Could you enjoy the wealth knowing that a handful of people died after using your product, one that you knowingly decided to risk a higher chance of impurity for a bigger profit margin? Would it keep you awake at night wondering who might have gotten to walk their daughter down the aisle, or who might have greeted their family’s first grandson into the world, if you had only followed best practice instead of just what’s legal, and not one penny more?

My personal belief is this… one of the stated purposes of our government (Preamble to the Constitution) is to ‘provide for the common defence and promote the general welfare’. Defence is usually assumed to be from a foreign power, but in this case, we the people need defence from industry in order to have any sense of welfare, general or not.
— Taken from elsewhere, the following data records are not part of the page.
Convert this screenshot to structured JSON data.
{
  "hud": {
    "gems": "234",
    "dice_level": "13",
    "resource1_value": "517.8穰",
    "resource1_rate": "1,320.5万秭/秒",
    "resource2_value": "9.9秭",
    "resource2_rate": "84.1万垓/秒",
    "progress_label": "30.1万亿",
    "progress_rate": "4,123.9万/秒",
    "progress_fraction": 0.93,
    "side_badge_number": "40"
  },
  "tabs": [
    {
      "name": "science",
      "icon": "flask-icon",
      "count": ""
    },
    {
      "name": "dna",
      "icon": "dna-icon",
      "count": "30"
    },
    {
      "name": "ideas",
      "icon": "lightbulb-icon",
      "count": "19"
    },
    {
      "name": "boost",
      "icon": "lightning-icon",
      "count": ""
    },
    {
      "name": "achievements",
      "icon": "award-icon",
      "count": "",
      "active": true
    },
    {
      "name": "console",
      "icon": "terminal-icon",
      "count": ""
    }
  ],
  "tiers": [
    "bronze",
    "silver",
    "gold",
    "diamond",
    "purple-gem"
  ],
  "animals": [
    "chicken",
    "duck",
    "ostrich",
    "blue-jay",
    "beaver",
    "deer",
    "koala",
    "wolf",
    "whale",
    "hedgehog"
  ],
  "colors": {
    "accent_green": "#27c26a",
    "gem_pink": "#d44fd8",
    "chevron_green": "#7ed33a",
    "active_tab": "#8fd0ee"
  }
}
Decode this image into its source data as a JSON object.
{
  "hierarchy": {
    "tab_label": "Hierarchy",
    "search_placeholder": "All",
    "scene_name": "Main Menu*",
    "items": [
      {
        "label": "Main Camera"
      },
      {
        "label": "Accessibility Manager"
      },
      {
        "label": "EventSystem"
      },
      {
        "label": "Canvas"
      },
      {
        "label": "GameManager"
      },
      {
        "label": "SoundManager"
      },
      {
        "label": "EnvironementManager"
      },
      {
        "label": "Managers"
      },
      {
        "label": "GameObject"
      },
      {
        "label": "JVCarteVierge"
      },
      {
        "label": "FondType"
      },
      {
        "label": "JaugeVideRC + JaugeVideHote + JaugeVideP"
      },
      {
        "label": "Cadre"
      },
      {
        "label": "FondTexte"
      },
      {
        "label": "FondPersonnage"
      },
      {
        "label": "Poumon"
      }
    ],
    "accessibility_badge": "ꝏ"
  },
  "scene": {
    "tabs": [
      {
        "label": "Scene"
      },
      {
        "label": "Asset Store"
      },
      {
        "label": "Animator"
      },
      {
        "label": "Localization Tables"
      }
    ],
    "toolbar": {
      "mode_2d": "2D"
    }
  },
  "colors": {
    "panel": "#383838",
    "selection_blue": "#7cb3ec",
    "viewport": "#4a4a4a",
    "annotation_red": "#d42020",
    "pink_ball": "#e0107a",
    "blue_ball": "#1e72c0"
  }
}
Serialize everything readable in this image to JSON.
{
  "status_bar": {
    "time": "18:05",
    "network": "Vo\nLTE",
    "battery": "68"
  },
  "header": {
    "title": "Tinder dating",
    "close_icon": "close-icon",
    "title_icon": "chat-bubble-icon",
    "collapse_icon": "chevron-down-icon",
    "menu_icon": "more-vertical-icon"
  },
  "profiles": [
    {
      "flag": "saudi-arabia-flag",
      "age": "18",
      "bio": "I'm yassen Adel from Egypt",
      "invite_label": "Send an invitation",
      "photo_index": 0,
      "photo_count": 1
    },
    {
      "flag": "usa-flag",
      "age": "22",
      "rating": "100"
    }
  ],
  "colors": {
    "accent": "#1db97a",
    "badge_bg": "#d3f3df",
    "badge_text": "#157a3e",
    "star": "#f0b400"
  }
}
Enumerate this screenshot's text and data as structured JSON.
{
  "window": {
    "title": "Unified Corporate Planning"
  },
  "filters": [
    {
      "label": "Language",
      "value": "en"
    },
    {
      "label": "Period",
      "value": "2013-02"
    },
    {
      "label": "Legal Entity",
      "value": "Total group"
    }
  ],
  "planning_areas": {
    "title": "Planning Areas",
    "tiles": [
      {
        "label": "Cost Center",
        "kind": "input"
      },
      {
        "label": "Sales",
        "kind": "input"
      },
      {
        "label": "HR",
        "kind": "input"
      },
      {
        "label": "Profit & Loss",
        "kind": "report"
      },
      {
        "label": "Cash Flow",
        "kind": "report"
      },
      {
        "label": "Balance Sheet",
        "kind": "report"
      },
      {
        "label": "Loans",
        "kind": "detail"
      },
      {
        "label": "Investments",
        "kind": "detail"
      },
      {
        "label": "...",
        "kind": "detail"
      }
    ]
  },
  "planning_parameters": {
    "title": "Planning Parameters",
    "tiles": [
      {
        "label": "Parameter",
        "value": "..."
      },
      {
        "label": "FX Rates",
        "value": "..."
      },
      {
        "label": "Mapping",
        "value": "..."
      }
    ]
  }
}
In a capitalistic free market, the watchword is caveat emptor, “let the buyer beware”. There are over 3,000 compounding pharmacies in the USA. Just 162, (not the one implicated in today’s news), meet the standards of the Compounding Pharmacy Accreditation Board, a private agency which establishes quality and safety practices. That means over 2,838 compounding pharmacies that do not: over 2,838 companies that do not meet contemporary quality and safety standards for the compounding of pharmaceutical medications designed for human use, yet they still sell what they make, to us, to use. And we buy it.  Now think about that for a second…

According to the FDA, the medication that resulted in 5 deaths was contaminated with a fungus. Over 17,000 doses were shipped to 23 states. (and some argue that health care doesn’t qualify as interstate commerce!) Nor is this the first time compounded medications have caused deaths across the country. Alabama and South Carolina have both lost citizens to bungled compounded medications.

Companies have shown that when it comes to protecting the public or the environment, they use actuarial formulas to derive cost benefit ratios. Whether it is cars with gas tanks that tend to explode or a drug that causes more than it’s share of heart attacks and strokes, they know the product liability cost if 5 people die, or 50, or 500, or 5000. Only when the cost to them, not to those who died or the cost to those families, but only when the cost to them exceeds their profits will they consider other alternatives. In short, our lives are their acceptable losses. They do not self-police, they do not self-restrict in matters of public safety. It’s not that they don’t do the “right” thing, but that they define “right” in terms of most profitable.

Which is why, when it comes to food, water, drugs, and a multitude of other items deemed necessary for life today, we as a society have said that we need protection of life and limb from those who would profit at any cost.

It is, after all, one of the defining purposes of our government. We should not let sloganeers change that.